Apple has its own music service where it could leverage podcasts to drive traffic, and maybe paid subscriptions. But the company seems content to let the shows exist in their own space -- and inside their own app. Given that Apple is responsible for popularizing the medium and even inspired its name, the company had a long time to invest in podcasts if it wanted to. It could have spent the time and money to make sure it was the only game in town when it came to the episodic content, especially if it got involved and invested early. Instead, Apple seemed to just let podcasts merely exist, even during the recent boom when advertisers have proved increasingly interested in sponsoring episodes or entire shows.
Podcasts haven't been a sure bet for advertisers, mostly due to the limited information available about shows and the ads themselves. Spotify is also trying to change that. Last month, the service announced an ad platform that automatically inserts pre-recorded spots into shows so that a listener is more likely to hear them. What's more, those ads are targeted to users based on listening habits. The company is promising that stats like actual ad impressions, frequency, reach and anonymized audience info that includes age, gender, device type and listening behavior will all be available -- some of it for the first time.
In its earning report today, and before adding the Ringer to the fold, Spotify revealed it now has more than 700,000 podcasts. According to Podcast Insights, Apple hosts more than 850,000 shows on iTu... er, its Podcasts app, and more than 30 million episodes. That's a surprisingly small gap, and I expect it to shrink over the next quarter. Spotify also said podcasts have grown around 200 percent year over year on its platform, driven primarily by its continued push to add new content and acquire publishers that help it expand its listener base. For listeners, it has introduced features like Your Daily Podcasts and Your Daily Drive that put its powerful playlist-making algorithms to work for episodic content based on a user's habits.
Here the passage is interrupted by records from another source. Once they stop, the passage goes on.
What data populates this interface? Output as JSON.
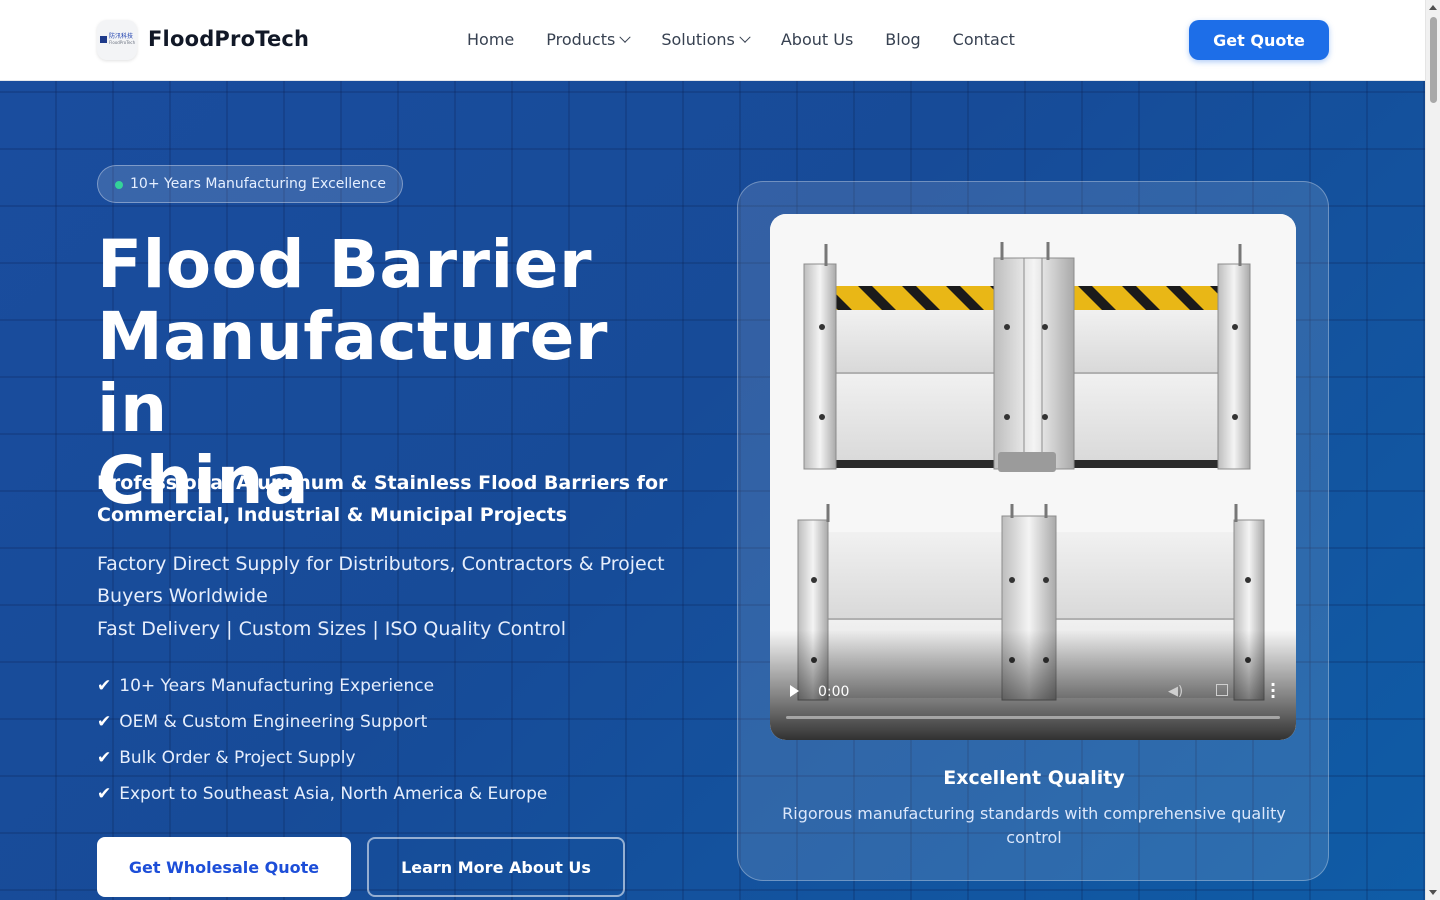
{
  "header": {
    "brand": "FloodProTech",
    "logo_text": "防汛科技",
    "logo_subtext": "FloodProTech",
    "nav": [
      {
        "label": "Home",
        "dropdown": false
      },
      {
        "label": "Products",
        "dropdown": true
      },
      {
        "label": "Solutions",
        "dropdown": true
      },
      {
        "label": "About Us",
        "dropdown": false
      },
      {
        "label": "Blog",
        "dropdown": false
      },
      {
        "label": "Contact",
        "dropdown": false
      }
    ],
    "cta": "Get Quote"
  },
  "hero": {
    "badge": "10+ Years Manufacturing Excellence",
    "title_lines": [
      "Flood Barrier",
      "Manufacturer in",
      "China"
    ],
    "subheading": "Professional Aluminum & Stainless Flood Barriers for Commercial, Industrial & Municipal Projects",
    "description": "Factory Direct Supply for Distributors, Contractors & Project Buyers Worldwide",
    "tagline": "Fast Delivery | Custom Sizes | ISO Quality Control",
    "features": [
      "10+ Years Manufacturing Experience",
      "OEM & Custom Engineering Support",
      "Bulk Order & Project Supply",
      "Export to Southeast Asia, North America & Europe"
    ],
    "primary_button": "Get Wholesale Quote",
    "secondary_button": "Learn More About Us"
  },
  "video": {
    "time": "0:00"
  },
  "card": {
    "title": "Excellent Quality",
    "description": "Rigorous manufacturing standards with comprehensive quality control"
  },
  "colors": {
    "primary": "#1d6ee8",
    "hero_bg": "#174b98",
    "badge_dot": "#34d399",
    "hazard_yellow": "#e9b716"
  }
}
"We have seen early indications that our investments in podcasts are having a positive impact on conversion of free to paid users," Spotify said in its earnings report today. When you're a company that's teetering on the edge of profitability due to expensive licensing deals and high operating costs, it's worth the investment to lock down podcast studios to help you drive paid subscriptions.
And Spotify probably isn't finished. Minutes before it announced the deal for the Ringer, the company reiterated that it will continue to spend big on both podcasts and related technology -- like online production suites Anchor and Soundtrap -- if it continues to see the benefits of doing so.
"Any decision to accelerate our investment in podcast and technology spend should be viewed as an indication of our belief that our strategy is having tangible results," the company explained. "We have gained even more confidence in the data, particularly around the benefits from podcasts, and as a result, 2020 will be an investment year."
If you're not convinced Spotify is now the king of podcasts, don't worry: The company will likely snatch up more shows in a few weeks.